_App and web page records_
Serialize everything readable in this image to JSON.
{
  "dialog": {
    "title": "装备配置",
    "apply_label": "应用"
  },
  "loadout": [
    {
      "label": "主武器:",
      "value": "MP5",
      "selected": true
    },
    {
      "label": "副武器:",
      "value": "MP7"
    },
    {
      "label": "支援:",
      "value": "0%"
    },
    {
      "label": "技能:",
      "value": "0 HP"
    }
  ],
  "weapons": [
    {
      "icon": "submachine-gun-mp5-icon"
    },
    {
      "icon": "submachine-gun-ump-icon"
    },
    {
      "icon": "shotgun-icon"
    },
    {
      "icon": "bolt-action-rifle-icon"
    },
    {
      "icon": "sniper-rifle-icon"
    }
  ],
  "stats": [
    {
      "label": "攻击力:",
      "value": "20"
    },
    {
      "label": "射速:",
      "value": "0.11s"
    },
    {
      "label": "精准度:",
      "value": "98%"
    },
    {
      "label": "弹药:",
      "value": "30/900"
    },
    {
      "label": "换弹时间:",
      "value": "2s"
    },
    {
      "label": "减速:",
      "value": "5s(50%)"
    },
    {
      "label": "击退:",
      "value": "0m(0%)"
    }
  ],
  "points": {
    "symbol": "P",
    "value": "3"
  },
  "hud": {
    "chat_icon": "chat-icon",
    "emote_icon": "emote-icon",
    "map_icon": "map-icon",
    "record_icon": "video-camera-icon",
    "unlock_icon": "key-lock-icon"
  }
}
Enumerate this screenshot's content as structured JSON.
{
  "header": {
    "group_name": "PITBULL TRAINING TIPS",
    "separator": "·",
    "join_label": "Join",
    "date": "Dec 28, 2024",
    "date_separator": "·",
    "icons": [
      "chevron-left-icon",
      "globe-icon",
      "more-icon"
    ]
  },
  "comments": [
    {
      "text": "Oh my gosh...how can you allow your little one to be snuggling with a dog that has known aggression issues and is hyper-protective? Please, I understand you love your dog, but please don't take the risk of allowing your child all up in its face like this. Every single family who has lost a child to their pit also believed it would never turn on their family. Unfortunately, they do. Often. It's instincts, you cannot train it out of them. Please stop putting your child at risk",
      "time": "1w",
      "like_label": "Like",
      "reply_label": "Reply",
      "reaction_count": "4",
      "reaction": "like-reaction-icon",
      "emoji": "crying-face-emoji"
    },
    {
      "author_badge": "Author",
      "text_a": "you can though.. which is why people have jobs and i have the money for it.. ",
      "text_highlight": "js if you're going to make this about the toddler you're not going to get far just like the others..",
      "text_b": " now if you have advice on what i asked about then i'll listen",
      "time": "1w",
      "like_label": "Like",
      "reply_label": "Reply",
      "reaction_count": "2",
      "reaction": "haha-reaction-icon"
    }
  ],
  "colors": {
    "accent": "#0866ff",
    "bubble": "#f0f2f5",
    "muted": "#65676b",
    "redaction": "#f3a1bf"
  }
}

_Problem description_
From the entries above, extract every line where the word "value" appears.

_Exercise result_
      "value": "MP5",
      "value": "MP7"
      "value": "0%"
      "value": "0 HP"
      "value": "20"
      "value": "0.11s"
      "value": "98%"
      "value": "30/900"
      "value": "2s"
      "value": "5s(50%)"
      "value": "0m(0%)"
    "value": "3"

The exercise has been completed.